Step 4: Write the Introduction

Start your report with an introduction that provides background information on the topic, states the purpose of the report, and outlines the structure of the document. The introduction should grab the reader’s attention and set the stage for the rest of the report.

Step 5: Present the Methodology

Describe the methods and procedures used to collect data, conduct experiments, or analyze information. Provide enough detail for readers to understand the reliability and validity of your findings. This section should be clear, concise, and transparent about your research process.

Step 6: Present the Findings

Present the main findings or results of your research or analysis. Use tables, charts, graphs, or other visual aids to illustrate key data or trends. Organize your findings in a logical and coherent manner, making sure to address the objectives of the report.

Step 7: Analyze the Findings

Analyze and interpret the findings presented in the previous section. Discuss the significance of the results, identify patterns or trends, and provide insights into their implications. Compare your findings to existing literature or theoretical frameworks to add depth to your analysis.

Step 8: Draw Conclusions

Summarize the main findings of the report and draw conclusions based on the evidence presented. Discuss the implications of your findings and their relevance to the broader context. Avoid introducing new information or arguments in this section.

Step 9: Make Recommendations

If applicable, make recommendations for future action or research based on the conclusions of the report. Provide practical and feasible suggestions that are supported by evidence presented in the report. Clearly articulate the rationale behind each recommendation.
Step 10: Write the Executive Summary

Write a concise executive summary that summarizes the key findings, conclusions, and recommendations of the report. Keep it brief and to the point, highlighting the most important information for busy readers who may not have time to read the full report.

Step 11: Revise and Edit

Review your report carefully, paying attention to clarity, coherence, and accuracy. Revise any awkward phrasing, unclear statements, or grammatical errors. Edit for consistency in style, formatting, and tone. Consider seeking feedback from peers or colleagues for additional perspectives.

Step 12: Proofread and Finalize

Proofread your report one final time to catch any remaining errors or typos. Ensure that all citations and references are properly formatted according to the required citation style. Make any necessary revisions and finalize the report for submission or distribution.
By following this step-by-step process, you can effectively plan, research, organize, and write a report that communicates your findings clearly and persuasively. Remember to tailor your approach to the specific requirements of your report and audience for the best results.

In conclusion, writing a report is a structured and systematic process that involves several key steps to effectively communicate information, findings, and recommendations to a target audience. By following a step-by-step approach, you can ensure that your report is well-organized, coherent, and persuasive.
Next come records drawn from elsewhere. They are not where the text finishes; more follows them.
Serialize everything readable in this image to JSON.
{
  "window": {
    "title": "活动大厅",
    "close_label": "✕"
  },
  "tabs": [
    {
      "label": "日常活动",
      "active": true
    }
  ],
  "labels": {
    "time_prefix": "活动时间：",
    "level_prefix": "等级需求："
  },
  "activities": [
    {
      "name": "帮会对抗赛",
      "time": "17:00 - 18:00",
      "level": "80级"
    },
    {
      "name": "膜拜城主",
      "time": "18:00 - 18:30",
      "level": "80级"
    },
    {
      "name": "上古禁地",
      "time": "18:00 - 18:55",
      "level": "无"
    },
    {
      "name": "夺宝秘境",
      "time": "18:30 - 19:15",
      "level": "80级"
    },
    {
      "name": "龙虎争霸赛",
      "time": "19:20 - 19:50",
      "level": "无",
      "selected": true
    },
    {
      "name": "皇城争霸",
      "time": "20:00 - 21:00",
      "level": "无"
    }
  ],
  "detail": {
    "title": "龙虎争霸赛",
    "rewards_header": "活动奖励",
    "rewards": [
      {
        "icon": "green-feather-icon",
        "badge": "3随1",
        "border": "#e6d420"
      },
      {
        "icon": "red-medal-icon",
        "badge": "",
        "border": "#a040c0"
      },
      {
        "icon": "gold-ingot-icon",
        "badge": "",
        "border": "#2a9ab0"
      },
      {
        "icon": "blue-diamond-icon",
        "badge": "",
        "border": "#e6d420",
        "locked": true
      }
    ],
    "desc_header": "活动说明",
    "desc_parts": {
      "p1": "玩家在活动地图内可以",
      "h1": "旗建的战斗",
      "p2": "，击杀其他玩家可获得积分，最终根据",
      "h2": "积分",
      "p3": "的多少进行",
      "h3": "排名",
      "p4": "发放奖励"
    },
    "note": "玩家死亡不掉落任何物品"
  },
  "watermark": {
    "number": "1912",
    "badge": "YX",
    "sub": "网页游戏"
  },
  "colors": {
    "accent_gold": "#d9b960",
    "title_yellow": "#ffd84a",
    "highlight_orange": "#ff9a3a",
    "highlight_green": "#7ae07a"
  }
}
First, define the purpose and audience of your report to guide your writing process. Conduct thorough research to gather relevant information and data from credible sources. Outline the structure of your report, including main sections such as introduction, methodology, findings, analysis, conclusions, and recommendations.

Write a clear and engaging introduction to set the stage for your report, followed by a detailed presentation of your methodology and findings. Analyze and interpret your findings to provide insights into their significance and implications. Draw conclusions based on your analysis and make practical recommendations for future action or research.

Craft a concise executive summary to summarize the key points of your report for busy readers. Finally, revise, edit, and proofread your report to ensure clarity, coherence, and accuracy.

By following these steps, you can write a report that informs, persuades, and influences your audience, effectively conveying your message and contributing to knowledge and understanding in your field.